Saudi Women and Socio-Digital Technologies: Reconfiguring Identities

Drawing on research conducted in Riyadh, Saudi Arabia, this paper explores the specific uses of digital technologies by Saudi women. It shows how these women – whose gender identity is strongly constrained by a host of social and religious norms characterizing Saudi society – make use of digital technologies, and particularly mobile telephones. The various applications available for mobile telephony open up to them a whole range of choices on how to communicate and use photography, thus enabling them to circumvent their assigned gender identity, at least at the margin.
CyberOrient, Vol. 11, Iss. 1, 2017

Science and Islam Videos: Creating a Methodology to Find “All” Unique Internet Videos

This methodology article explores the process through which we sought to catalogue videos addressing natural science and Islam on the Internet comprehensively. This data was then used to select videos for inclusion in the Center for the Study of Science in Muslim Societies’ Science and Islam Video Portal (, which evaluates the videos based on their representations of science, Islam and history. As a growing body of research is demonstrating, Internet videos provide a window into the lives of both celebrity and ordinary Muslims and their critics worldwide. The article describes the methodological decisions of what to include and exclude from the study, framing them in a discussion of some of the key terms. We then step through the process of searching for videos and cleaning the data, providing flow charts with details. In the last section of the article, we discuss the results and their ramifications on our continuing research.
CyberOrient, Vol. 11, Iss. 1, 2017

Youth Activism and Social Networks in Egypt
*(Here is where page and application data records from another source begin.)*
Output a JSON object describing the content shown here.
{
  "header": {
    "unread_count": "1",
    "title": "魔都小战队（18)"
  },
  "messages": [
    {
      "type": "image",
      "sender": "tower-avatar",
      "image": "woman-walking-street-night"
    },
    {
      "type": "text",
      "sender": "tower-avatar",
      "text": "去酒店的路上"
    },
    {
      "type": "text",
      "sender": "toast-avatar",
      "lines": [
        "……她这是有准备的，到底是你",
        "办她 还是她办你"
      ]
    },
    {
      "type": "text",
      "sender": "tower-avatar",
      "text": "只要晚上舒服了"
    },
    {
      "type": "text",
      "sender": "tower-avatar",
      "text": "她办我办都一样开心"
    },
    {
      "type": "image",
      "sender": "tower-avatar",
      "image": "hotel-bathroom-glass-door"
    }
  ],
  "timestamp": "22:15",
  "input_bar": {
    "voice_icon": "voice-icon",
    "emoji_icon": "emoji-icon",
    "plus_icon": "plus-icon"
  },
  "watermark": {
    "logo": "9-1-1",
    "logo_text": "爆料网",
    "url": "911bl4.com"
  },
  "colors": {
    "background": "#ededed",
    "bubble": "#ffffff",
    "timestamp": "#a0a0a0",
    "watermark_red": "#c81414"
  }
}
The arrival of the Internet-based technologies has made the work of professional activists much more effective and has attracted the attention of society and observers, if only because their internal and external communications became much cheaper and harder to be monitored. The new social networking technologies have provided the youth with new channels for participation and empowerment. This became true in a part of the world where the older generations, in either government or opposition, controlled the traditional political and cultural arena and dominated the public sphere. However, the younger generations gradually launched creative initiatives using online media in recent years. The younger generations have engaged in public affairs by peaceful means to bring about a change and to influence the decision-making processes and policies. In this regard, the new social media played a facilitating role in the long wave of continuous politics in Egypt, although it is not a causal role. It basically helped in the mobilization and framing process aiming to delegitimize the regime and demoralize its policies. The ideas and ideologies spread in the public sphere, and, in addition to grievances, enabled the young activists to present new claims and to behave in ways that fundamentally challenged the authorities. Indeed the social media impact could not lead to real change without physical offline action in society. In this respect the most notable actions, such as the April 6 Strike in El Mahala 2008 and January 25 revolution, were triggered by the marriage between online and offline activism, particularly when activists moved smartly between online and offline activities to create real challenges to the regime and to escape from police repression.
CyberOrient, Vol. 11, Iss. 1, 2017